How do you hold on to first-time awe?
By Carol / August 25, 2014 /
My granddaughter started kindergarten this past week. When she told her dad about her first day in school, she could barely contain herself.
- “Guess what? We played in the gym!”
- “Guess what? We had music class!”
- “Guess what? I met new friends!”
- “Guess what? I ate my lunch there!”
She had a truly awesome, magical first day.
As I thought about the joy and awe with which my granddaughter launched into school, I realized how seldom I feel that sense of magical awe anymore. When you are five, most things in your life are glorious, untarnished firsts. When you are sixty-five, firsts – when I have them – occur in the midst of days crammed with responsibilities and in the context of a lifetime of experiences that tinge awe with reality.
I know I have so many reasons for joy and awe. Yet, often I rush past them, thinking instead and ahead to the next meeting, the calls waiting to be answered, the blogs to be written, the host of responsibilities that crowd every day. As a result, I look past the moments of joy and awe while they’re happening rather than reveling in the moments.
Part of the answer for me, I think, is to be conscious of the need to slow down, to live, to breathe, to take joy in each moment. Then I also need to spend more time celebrating those precious moments.
I can learn from my granddaughter. Before school started, she lost her first tooth. She was over the moon. She wanted every picture I took to show she’d lost that tooth. When she visited this weekend, she had a second tooth on the verge of coming out. She is just as excited. We took pictures of the loose tooth, and I know we’ll take more pictures when the tooth is gone.
The launch events last month for my novel Go Away Home were amazing, joyful experiences. I did have to run from event to event, but after the last event, my husband, son and I went out to celebrate. They were so happy for me – I was so happy for me. Celebrating at the moment expanded the joy – and kept me from rushing right into thinking about the next task on the ‘to do’ list.
Holding on to the joy and reveling in the joy, ensure special moments remain special. They allow me to squeeze every drop of pleasure out of those precious moments in my life.
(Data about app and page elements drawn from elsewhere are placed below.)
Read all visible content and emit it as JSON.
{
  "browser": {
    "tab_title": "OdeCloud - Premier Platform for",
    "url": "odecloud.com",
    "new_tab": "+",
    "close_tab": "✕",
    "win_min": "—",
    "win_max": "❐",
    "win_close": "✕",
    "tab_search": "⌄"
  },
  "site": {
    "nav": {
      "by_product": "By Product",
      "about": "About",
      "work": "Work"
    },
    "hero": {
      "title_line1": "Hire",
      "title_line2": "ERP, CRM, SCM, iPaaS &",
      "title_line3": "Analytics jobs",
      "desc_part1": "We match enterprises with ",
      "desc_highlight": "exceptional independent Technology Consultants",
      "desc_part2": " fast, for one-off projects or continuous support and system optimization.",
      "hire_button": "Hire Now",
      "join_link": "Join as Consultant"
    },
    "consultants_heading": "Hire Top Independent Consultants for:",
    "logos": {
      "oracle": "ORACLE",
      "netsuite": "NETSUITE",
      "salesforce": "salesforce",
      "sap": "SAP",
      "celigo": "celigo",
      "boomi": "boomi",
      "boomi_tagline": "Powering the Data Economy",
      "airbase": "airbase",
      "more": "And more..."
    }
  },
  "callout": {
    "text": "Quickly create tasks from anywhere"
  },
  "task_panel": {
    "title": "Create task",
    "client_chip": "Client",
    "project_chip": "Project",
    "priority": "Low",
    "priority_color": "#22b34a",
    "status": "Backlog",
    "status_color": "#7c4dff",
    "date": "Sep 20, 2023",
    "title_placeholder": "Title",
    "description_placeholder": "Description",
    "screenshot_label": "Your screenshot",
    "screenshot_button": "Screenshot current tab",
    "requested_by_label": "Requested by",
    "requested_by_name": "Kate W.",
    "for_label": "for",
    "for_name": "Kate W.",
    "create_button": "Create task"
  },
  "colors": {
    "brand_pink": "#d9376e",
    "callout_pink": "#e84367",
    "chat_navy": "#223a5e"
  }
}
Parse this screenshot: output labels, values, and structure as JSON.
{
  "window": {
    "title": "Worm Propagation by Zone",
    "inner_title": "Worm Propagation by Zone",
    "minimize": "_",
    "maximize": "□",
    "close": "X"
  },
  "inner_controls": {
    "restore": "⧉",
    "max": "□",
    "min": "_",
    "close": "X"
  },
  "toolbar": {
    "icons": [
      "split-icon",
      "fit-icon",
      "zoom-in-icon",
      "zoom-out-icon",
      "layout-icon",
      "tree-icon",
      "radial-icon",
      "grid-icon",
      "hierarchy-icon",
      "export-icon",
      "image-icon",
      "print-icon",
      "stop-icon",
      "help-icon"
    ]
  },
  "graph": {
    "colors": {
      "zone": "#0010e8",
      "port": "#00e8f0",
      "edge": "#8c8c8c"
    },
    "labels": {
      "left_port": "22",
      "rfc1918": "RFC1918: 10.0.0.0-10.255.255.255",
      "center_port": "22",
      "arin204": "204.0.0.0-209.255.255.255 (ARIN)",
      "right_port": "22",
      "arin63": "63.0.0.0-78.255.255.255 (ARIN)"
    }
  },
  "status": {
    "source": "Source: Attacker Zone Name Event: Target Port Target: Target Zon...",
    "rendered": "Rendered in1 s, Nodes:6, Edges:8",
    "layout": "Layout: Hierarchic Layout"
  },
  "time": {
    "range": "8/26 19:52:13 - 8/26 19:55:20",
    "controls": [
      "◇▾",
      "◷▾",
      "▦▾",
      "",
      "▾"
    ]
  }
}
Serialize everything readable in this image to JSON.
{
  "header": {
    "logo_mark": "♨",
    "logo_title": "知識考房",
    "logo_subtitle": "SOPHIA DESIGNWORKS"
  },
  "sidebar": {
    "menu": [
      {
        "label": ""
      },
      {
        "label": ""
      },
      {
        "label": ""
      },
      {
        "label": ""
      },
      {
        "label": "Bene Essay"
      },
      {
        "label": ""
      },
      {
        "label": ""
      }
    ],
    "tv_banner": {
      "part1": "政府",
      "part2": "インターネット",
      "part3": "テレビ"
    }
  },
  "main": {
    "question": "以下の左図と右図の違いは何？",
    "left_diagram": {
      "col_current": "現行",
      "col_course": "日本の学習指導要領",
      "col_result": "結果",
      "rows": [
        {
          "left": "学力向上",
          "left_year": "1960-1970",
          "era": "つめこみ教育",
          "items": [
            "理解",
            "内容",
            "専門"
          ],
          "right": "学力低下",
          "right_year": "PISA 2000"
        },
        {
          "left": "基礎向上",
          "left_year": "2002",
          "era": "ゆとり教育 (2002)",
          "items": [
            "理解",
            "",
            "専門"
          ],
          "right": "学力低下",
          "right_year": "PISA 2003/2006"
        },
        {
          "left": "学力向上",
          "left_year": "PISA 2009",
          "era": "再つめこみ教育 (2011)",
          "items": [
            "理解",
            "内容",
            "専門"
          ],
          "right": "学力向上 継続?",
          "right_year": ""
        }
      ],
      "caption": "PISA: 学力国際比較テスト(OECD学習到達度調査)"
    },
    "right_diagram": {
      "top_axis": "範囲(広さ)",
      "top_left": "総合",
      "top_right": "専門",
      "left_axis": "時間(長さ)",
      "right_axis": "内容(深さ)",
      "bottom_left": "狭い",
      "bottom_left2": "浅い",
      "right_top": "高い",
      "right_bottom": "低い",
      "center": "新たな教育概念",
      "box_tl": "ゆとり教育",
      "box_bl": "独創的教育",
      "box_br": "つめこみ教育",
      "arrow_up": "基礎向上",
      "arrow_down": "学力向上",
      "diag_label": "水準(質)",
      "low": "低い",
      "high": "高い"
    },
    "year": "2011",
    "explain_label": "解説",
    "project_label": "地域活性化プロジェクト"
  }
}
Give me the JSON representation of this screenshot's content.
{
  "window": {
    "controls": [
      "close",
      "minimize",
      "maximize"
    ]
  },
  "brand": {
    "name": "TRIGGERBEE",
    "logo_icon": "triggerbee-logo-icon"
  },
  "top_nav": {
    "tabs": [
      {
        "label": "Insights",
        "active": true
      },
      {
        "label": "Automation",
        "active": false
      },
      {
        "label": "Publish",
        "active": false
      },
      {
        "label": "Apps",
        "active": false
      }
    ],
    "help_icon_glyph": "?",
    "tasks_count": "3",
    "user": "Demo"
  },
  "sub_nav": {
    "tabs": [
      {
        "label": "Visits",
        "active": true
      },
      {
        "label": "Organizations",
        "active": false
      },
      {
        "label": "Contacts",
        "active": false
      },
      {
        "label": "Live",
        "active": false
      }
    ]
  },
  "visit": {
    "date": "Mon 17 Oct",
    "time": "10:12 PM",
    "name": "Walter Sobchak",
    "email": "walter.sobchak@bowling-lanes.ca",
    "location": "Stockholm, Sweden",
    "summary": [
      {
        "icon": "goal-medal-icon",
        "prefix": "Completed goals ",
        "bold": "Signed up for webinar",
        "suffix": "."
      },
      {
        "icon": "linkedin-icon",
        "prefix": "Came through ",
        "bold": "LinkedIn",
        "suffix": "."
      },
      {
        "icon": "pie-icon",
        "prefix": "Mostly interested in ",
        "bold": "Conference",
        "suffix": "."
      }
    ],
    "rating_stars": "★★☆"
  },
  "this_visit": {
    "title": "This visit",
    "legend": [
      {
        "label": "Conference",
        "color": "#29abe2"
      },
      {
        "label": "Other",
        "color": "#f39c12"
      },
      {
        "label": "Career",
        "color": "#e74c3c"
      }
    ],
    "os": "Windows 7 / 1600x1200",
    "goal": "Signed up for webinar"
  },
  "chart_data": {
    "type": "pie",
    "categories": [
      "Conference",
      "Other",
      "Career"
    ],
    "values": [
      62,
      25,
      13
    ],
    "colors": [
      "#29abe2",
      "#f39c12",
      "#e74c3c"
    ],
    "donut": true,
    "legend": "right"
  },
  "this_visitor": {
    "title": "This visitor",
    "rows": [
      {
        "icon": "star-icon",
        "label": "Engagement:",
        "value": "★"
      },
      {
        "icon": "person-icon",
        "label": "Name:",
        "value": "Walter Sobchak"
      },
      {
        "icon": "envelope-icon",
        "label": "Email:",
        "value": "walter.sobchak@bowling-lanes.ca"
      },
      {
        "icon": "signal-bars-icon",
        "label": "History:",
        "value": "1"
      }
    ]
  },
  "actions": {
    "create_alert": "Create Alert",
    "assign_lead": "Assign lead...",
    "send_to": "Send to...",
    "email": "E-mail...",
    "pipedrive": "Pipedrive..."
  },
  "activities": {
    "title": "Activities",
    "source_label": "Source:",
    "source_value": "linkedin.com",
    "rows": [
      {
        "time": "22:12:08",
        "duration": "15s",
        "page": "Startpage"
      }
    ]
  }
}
My wish for my granddaughter is to be able to experience that first-day-of-school, first-lost-tooth, first-time awe many, many times in her life.
My wish for me is to remember that there is joy to be experienced if I slow down and absorb it.
How about you? How do you keep a sense of joy and awe in your life?